She gave the Trump team most of what they wanted, including an order that the Department of Justice stop looking at the documents they had seized or using them in any way. She also ordered appointment of a special master, directing Justice and Trump's team to each suggest two candidates. Trump's team rejected both of Justice's candidates, but Justice was willing to accept one of the two names offered from the other side. That's the one Cannon chose.

But then things began to go awry. On Tuesday of this past week, the special master Cannon chose, Raymond Dearie, came to court in Brooklyn N.Y. and told the Trump team they needed to show evidence for Trump's claim that the documents had been declassified. Trump's lawyers said they wanted to hold any such evidence back for now, to leave the question open and then possibly use the declassification issue as a defense later on.

Dearie would not let them have it both ways. The documents were either classified or they were not. Put up or shut up, some might say. "You can't have your cake and eat it, too," Judge Dearie said.

Later in the week, things got even more problematic for Trump when a three-judge panel on the Federal Appeals Court for the 11th Circuit in Atlanta overruled Judge Cannon and said the Justice Department could continue using the classified documents in its investigation after all.

That panel included two of Trump's own appointees, and in their ruling they treated Cannon's previous ruling rather dismissively.

The 11th Circuit could be appealed to the U.S. Supreme Court, so we await the result there. But we have seen some of Trump's three appointees on that court vote against him as well during his fruitless objections to the 2020 election outcome.

The momentum of the case is decidedly not encouraging from the standpoint of the former president. And his own lawyers strongly implied to Judge Dearie that they foresaw Trump dealing with an indictment in the document case.

We are a long way from resolving this or several other legal matters pending against the former president.

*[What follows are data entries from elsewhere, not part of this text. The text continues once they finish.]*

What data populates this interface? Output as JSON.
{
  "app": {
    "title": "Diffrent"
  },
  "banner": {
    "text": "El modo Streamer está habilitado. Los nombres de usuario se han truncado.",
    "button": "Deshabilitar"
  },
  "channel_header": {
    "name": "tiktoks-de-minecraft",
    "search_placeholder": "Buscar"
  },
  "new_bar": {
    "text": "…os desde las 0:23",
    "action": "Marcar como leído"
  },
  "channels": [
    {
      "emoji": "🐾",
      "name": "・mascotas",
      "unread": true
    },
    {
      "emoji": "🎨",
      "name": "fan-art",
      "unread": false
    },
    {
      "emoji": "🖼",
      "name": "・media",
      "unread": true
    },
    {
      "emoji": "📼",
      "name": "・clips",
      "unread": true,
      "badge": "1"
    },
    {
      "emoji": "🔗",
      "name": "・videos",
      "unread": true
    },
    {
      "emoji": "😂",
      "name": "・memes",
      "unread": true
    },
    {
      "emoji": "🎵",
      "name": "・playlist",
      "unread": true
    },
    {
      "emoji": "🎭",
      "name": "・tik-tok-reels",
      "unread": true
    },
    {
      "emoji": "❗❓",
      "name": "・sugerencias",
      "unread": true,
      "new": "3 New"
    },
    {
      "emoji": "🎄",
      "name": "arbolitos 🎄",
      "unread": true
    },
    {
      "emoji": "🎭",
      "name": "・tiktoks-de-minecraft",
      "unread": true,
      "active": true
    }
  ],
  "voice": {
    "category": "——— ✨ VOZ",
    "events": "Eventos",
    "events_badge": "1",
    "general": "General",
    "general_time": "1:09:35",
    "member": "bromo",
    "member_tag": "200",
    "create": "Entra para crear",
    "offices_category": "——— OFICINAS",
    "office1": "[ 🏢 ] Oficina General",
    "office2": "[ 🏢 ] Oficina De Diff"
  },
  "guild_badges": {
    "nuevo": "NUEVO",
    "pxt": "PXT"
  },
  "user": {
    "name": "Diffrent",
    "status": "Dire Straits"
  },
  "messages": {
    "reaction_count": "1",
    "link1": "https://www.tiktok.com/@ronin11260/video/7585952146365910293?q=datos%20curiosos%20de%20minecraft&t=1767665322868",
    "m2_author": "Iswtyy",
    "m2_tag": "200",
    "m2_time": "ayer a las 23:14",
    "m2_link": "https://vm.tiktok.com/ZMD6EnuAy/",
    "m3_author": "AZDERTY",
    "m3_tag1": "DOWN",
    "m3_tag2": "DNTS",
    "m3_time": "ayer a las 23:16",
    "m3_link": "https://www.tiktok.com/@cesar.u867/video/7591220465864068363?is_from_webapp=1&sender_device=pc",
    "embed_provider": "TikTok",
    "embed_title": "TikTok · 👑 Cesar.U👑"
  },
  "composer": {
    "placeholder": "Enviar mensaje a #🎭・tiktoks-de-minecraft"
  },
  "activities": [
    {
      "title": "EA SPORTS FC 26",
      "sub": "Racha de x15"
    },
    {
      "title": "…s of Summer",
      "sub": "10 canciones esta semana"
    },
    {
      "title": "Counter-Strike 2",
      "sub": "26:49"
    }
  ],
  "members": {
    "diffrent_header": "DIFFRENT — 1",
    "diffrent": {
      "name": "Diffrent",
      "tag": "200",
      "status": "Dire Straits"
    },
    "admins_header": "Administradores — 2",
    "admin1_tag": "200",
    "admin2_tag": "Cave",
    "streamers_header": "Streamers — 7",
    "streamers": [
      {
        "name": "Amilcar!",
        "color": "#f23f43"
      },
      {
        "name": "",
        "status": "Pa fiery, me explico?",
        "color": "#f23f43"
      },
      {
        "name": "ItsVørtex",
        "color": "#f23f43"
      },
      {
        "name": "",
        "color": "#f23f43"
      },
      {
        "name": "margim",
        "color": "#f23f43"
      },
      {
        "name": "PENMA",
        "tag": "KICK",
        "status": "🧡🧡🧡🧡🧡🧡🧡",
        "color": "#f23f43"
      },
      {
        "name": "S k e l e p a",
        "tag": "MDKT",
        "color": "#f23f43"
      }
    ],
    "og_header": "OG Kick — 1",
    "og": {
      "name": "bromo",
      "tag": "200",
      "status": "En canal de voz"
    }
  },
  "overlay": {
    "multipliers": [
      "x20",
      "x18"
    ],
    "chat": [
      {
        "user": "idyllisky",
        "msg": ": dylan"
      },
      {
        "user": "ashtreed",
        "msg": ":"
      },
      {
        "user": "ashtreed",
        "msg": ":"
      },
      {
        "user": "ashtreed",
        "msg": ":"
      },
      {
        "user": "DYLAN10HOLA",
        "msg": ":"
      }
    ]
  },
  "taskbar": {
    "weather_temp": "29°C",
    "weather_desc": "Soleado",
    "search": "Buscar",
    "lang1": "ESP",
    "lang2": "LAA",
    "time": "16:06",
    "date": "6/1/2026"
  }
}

And the federal cases are unrelated to the proceedings in New York where the state attorney general has sued Trump and three of his adult children and the Trump Organization over fraudulent filings to deceive banks and tax authorities.

They are also unrelated to continuing testimony being taken by a grand jury in Georgia weighing charges against Trump for his attempt to overturn the 2020 election results in that state.

But as harvest time arrives, and as all these cases hover over the political season, one can sometimes hear echoes of "Watergate" wafting in the autumn breeze.

Copyright 2022 NPR. To see more, visit https://www.npr.org.

Ron Elving is Senior Editor and Correspondent on the Washington Desk for NPR News, where he is frequently heard as a news analyst and writes regularly for NPR.org.